### What this task involves
Retype all the records below exactly as they are, with no image carried over.

### Extracted data
■ ■ ■ ■ ■ ■ ■

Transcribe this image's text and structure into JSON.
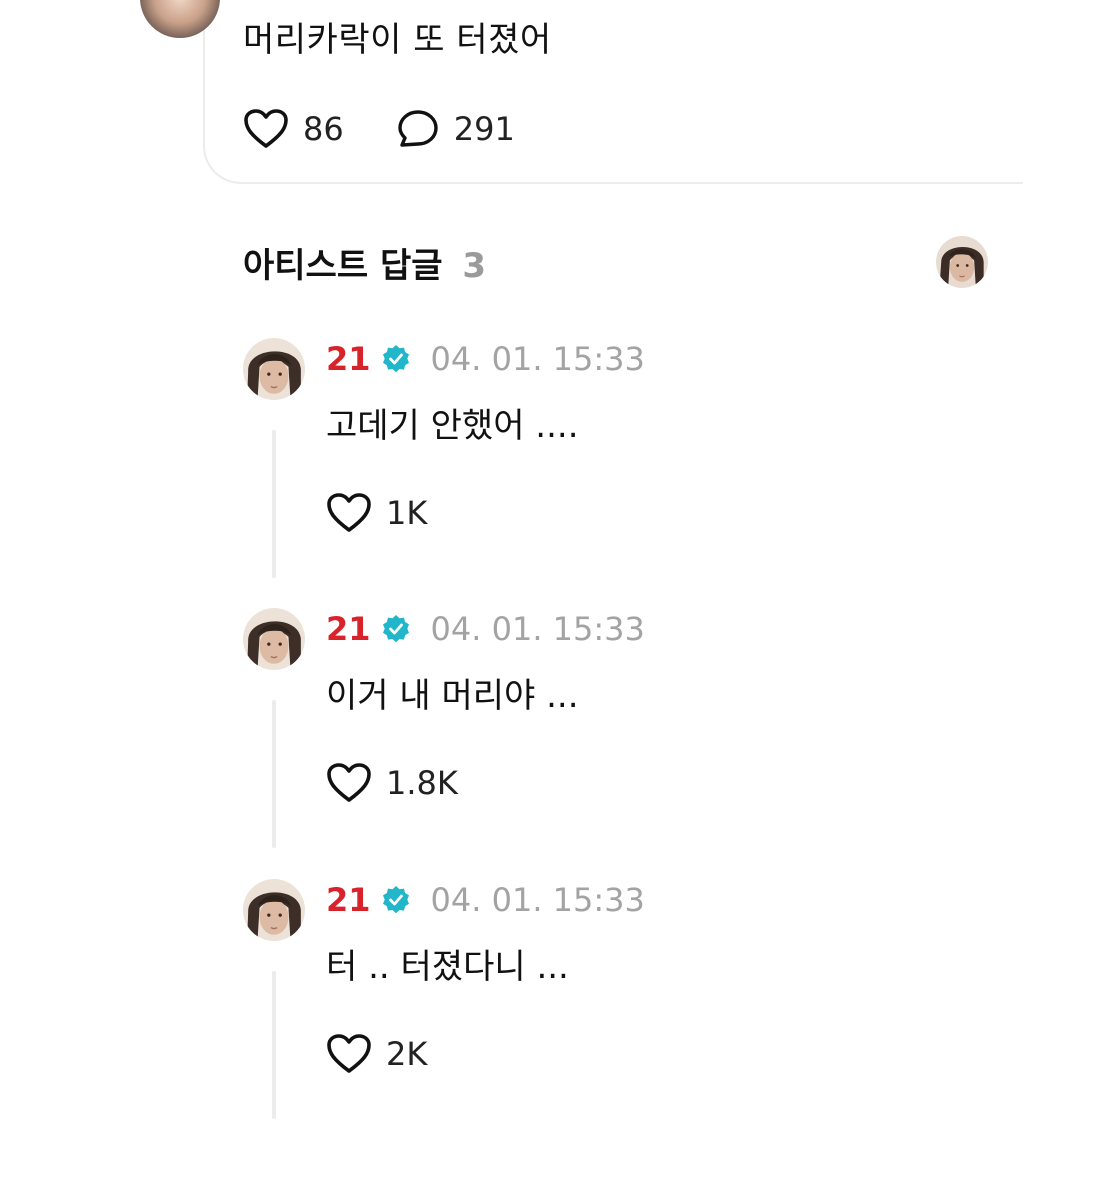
{
  "post": {
    "text": "머리카락이 또 터졌어",
    "likes": "86",
    "comments": "291"
  },
  "section": {
    "title": "아티스트 답글",
    "count": "3"
  },
  "replies": [
    {
      "author": "21",
      "time": "04. 01. 15:33",
      "text": "고데기 안했어 ....",
      "likes": "1K"
    },
    {
      "author": "21",
      "time": "04. 01. 15:33",
      "text": "이거 내 머리야 ...",
      "likes": "1.8K"
    },
    {
      "author": "21",
      "time": "04. 01. 15:33",
      "text": "터 .. 터졌다니 ...",
      "likes": "2K"
    }
  ],
  "colors": {
    "author": "#d8232a",
    "verified": "#21b6c9",
    "timestamp": "#a3a3a3",
    "count_muted": "#9a9a9a",
    "divider": "#ececee"
  },
  "icons": {
    "like": "heart-outline-icon",
    "comment": "speech-bubble-icon",
    "verified": "verified-badge-icon"
  }
}
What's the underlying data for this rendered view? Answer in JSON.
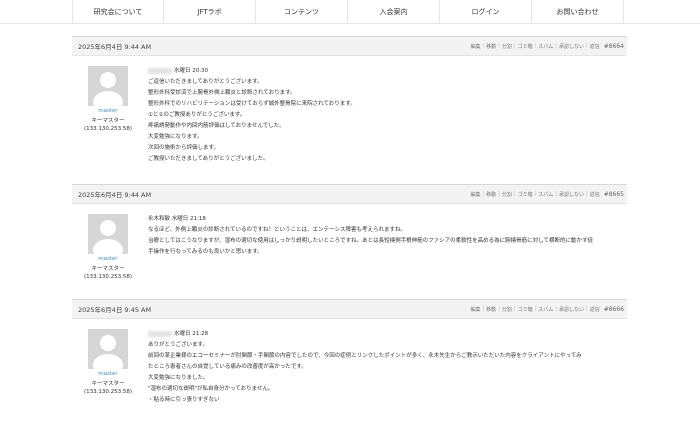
{
  "nav": {
    "items": [
      "研究会について",
      "JFTラボ",
      "コンテンツ",
      "入会案内",
      "ログイン",
      "お問い合わせ"
    ]
  },
  "actions": [
    "編集",
    "移動",
    "分割",
    "ゴミ箱",
    "スパム",
    "承認しない",
    "返信"
  ],
  "posts": [
    {
      "date": "2025年6月4日 9:44 AM",
      "number": "#8664",
      "author": {
        "name": "master",
        "role": "キーマスター",
        "ip": "(133.130.253.58)"
      },
      "header_line": "水曜日 20:30",
      "name_blurred": true,
      "lines": [
        "ご返信いただきましてありがとうございます。",
        "整形外科受診済で上腕骨外側上顆炎と診断されております。",
        "整形外科でのリハビリテーションは受けておらず城外整骨院に来院されております。",
        "①と②のご教授ありがとうございます。",
        "疼痛誘発動作や内回内筋評価はしておりませんでした。",
        "大変勉強になります。",
        "次回の施術から評価します。",
        "ご教授いただきましてありがとうございました。"
      ]
    },
    {
      "date": "2025年6月4日 9:44 AM",
      "number": "#8665",
      "author": {
        "name": "master",
        "role": "キーマスター",
        "ip": "(133.130.253.58)"
      },
      "header_line": "永木和敏 水曜日 21:18",
      "name_blurred": false,
      "lines": [
        "なるほど、外側上顆炎の診断されているのですね！ということは、エンテーシス障害も考えられますね。",
        "治療としてはこうなりますが、湿布の適切な使用はしっかり説明したいところですね。あとは長短橈側手根伸筋のファシアの柔軟性を高める為に腕橈骨筋に対して横断的に動かす徒",
        "手操作を行なってみるのも良いかと思います。"
      ]
    },
    {
      "date": "2025年6月4日 9:45 AM",
      "number": "#8666",
      "author": {
        "name": "master",
        "role": "キーマスター",
        "ip": "(133.130.253.58)"
      },
      "header_line": "水曜日 21:28",
      "name_blurred": true,
      "lines": [
        "ありがとうございます。",
        "前回の某企業様のエコーセミナーが肘関節・手関節の内容でしたので、今回の症例とリンクしたポイントが多く、永木先生からご教示いただいた内容をクライアントにやってみ",
        "たところ患者さんの自覚している痛みの改善度が高かったです。",
        "大変勉強になりました。",
        "\"湿布の適切な説明\"が私自身分かっておりません。",
        "・貼る時に引っ張りすぎない"
      ]
    }
  ]
}
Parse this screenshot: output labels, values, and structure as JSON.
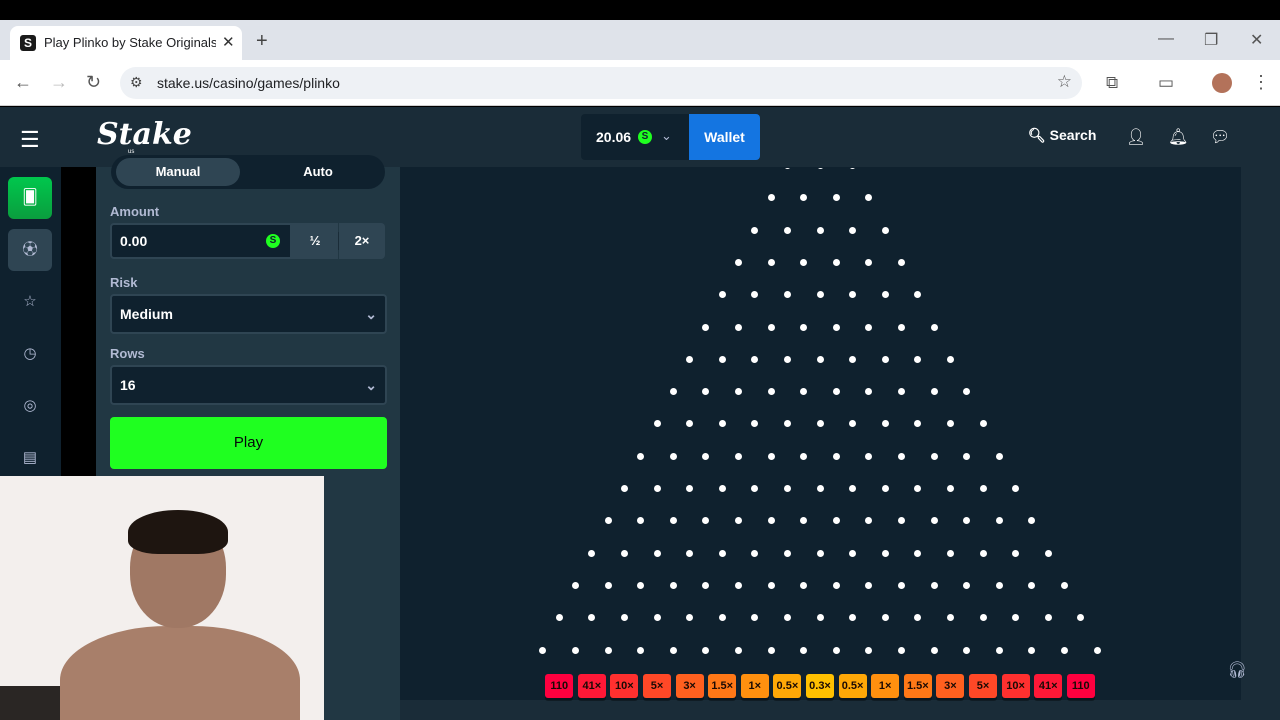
{
  "browser": {
    "tab_title": "Play Plinko by Stake Originals C",
    "url": "stake.us/casino/games/plinko"
  },
  "header": {
    "logo": "Stake",
    "logo_sub": "us",
    "balance": "20.06",
    "currency_symbol": "S",
    "wallet_label": "Wallet",
    "search_label": "Search"
  },
  "panel": {
    "mode_manual": "Manual",
    "mode_auto": "Auto",
    "amount_label": "Amount",
    "amount_value": "0.00",
    "half_label": "½",
    "double_label": "2×",
    "risk_label": "Risk",
    "risk_value": "Medium",
    "rows_label": "Rows",
    "rows_value": "16",
    "play_label": "Play"
  },
  "board": {
    "rows": 16,
    "multipliers": [
      "110",
      "41×",
      "10×",
      "5×",
      "3×",
      "1.5×",
      "1×",
      "0.5×",
      "0.3×",
      "0.5×",
      "1×",
      "1.5×",
      "3×",
      "5×",
      "10×",
      "41×",
      "110"
    ],
    "multiplier_colors": [
      "#ff003f",
      "#ff1837",
      "#ff302f",
      "#ff4827",
      "#ff601f",
      "#ff7817",
      "#ff900f",
      "#ffa807",
      "#ffc000",
      "#ffa807",
      "#ff900f",
      "#ff7817",
      "#ff601f",
      "#ff4827",
      "#ff302f",
      "#ff1837",
      "#ff003f"
    ]
  },
  "colors": {
    "accent_green": "#1fff20",
    "wallet_blue": "#1475e1",
    "bg_dark": "#0f212e",
    "panel_bg": "#213743"
  }
}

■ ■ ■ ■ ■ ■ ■

### Answer section
Transcribe this image's text and structure into JSON.
{
  "post": {
    "text": "머리카락이 또 터졌어",
    "likes": "86",
    "comments": "291"
  },
  "section": {
    "title": "아티스트 답글",
    "count": "3"
  },
  "replies": [
    {
      "author": "21",
      "time": "04. 01. 15:33",
      "text": "고데기 안했어 ....",
      "likes": "1K"
    },
    {
      "author": "21",
      "time": "04. 01. 15:33",
      "text": "이거 내 머리야 ...",
      "likes": "1.8K"
    },
    {
      "author": "21",
      "time": "04. 01. 15:33",
      "text": "터 .. 터졌다니 ...",
      "likes": "2K"
    }
  ],
  "colors": {
    "author": "#d8232a",
    "verified": "#21b6c9",
    "timestamp": "#a3a3a3",
    "count_muted": "#9a9a9a",
    "divider": "#ececee"
  },
  "icons": {
    "like": "heart-outline-icon",
    "comment": "speech-bubble-icon",
    "verified": "verified-badge-icon"
  }
}
What's the underlying data for this rendered view? Answer in JSON.
{
  "nav": {
    "items": [
      "研究会について",
      "JFTラボ",
      "コンテンツ",
      "入会案内",
      "ログイン",
      "お問い合わせ"
    ]
  },
  "actions": [
    "編集",
    "移動",
    "分割",
    "ゴミ箱",
    "スパム",
    "承認しない",
    "返信"
  ],
  "posts": [
    {
      "date": "2025年6月4日 9:44 AM",
      "number": "#8664",
      "author": {
        "name": "master",
        "role": "キーマスター",
        "ip": "(133.130.253.58)"
      },
      "header_line": "水曜日 20:30",
      "name_blurred": true,
      "lines": [
        "ご返信いただきましてありがとうございます。",
        "整形外科受診済で上腕骨外側上顆炎と診断されております。",
        "整形外科でのリハビリテーションは受けておらず城外整骨院に来院されております。",
        "①と②のご教授ありがとうございます。",
        "疼痛誘発動作や内回内筋評価はしておりませんでした。",
        "大変勉強になります。",
        "次回の施術から評価します。",
        "ご教授いただきましてありがとうございました。"
      ]
    },
    {
      "date": "2025年6月4日 9:44 AM",
      "number": "#8665",
      "author": {
        "name": "master",
        "role": "キーマスター",
        "ip": "(133.130.253.58)"
      },
      "header_line": "永木和敏 水曜日 21:18",
      "name_blurred": false,
      "lines": [
        "なるほど、外側上顆炎の診断されているのですね！ということは、エンテーシス障害も考えられますね。",
        "治療としてはこうなりますが、湿布の適切な使用はしっかり説明したいところですね。あとは長短橈側手根伸筋のファシアの柔軟性を高める為に腕橈骨筋に対して横断的に動かす徒",
        "手操作を行なってみるのも良いかと思います。"
      ]
    },
    {
      "date": "2025年6月4日 9:45 AM",
      "number": "#8666",
      "author": {
        "name": "master",
        "role": "キーマスター",
        "ip": "(133.130.253.58)"
      },
      "header_line": "水曜日 21:28",
      "name_blurred": true,
      "lines": [
        "ありがとうございます。",
        "前回の某企業様のエコーセミナーが肘関節・手関節の内容でしたので、今回の症例とリンクしたポイントが多く、永木先生からご教示いただいた内容をクライアントにやってみ",
        "たところ患者さんの自覚している痛みの改善度が高かったです。",
        "大変勉強になりました。",
        "\"湿布の適切な説明\"が私自身分かっておりません。",
        "・貼る時に引っ張りすぎない"
      ]
    }
  ]
}
Parse this screenshot: output labels, values, and structure as JSON.
{
  "browser": {
    "tab_title": "Play Plinko by Stake Originals C",
    "url": "stake.us/casino/games/plinko"
  },
  "header": {
    "logo": "Stake",
    "logo_sub": "us",
    "balance": "20.06",
    "currency_symbol": "S",
    "wallet_label": "Wallet",
    "search_label": "Search"
  },
  "panel": {
    "mode_manual": "Manual",
    "mode_auto": "Auto",
    "amount_label": "Amount",
    "amount_value": "0.00",
    "half_label": "½",
    "double_label": "2×",
    "risk_label": "Risk",
    "risk_value": "Medium",
    "rows_label": "Rows",
    "rows_value": "16",
    "play_label": "Play"
  },
  "board": {
    "rows": 16,
    "multipliers": [
      "110",
      "41×",
      "10×",
      "5×",
      "3×",
      "1.5×",
      "1×",
      "0.5×",
      "0.3×",
      "0.5×",
      "1×",
      "1.5×",
      "3×",
      "5×",
      "10×",
      "41×",
      "110"
    ],
    "multiplier_colors": [
      "#ff003f",
      "#ff1837",
      "#ff302f",
      "#ff4827",
      "#ff601f",
      "#ff7817",
      "#ff900f",
      "#ffa807",
      "#ffc000",
      "#ffa807",
      "#ff900f",
      "#ff7817",
      "#ff601f",
      "#ff4827",
      "#ff302f",
      "#ff1837",
      "#ff003f"
    ]
  },
  "colors": {
    "accent_green": "#1fff20",
    "wallet_blue": "#1475e1",
    "bg_dark": "#0f212e",
    "panel_bg": "#213743"
  }
}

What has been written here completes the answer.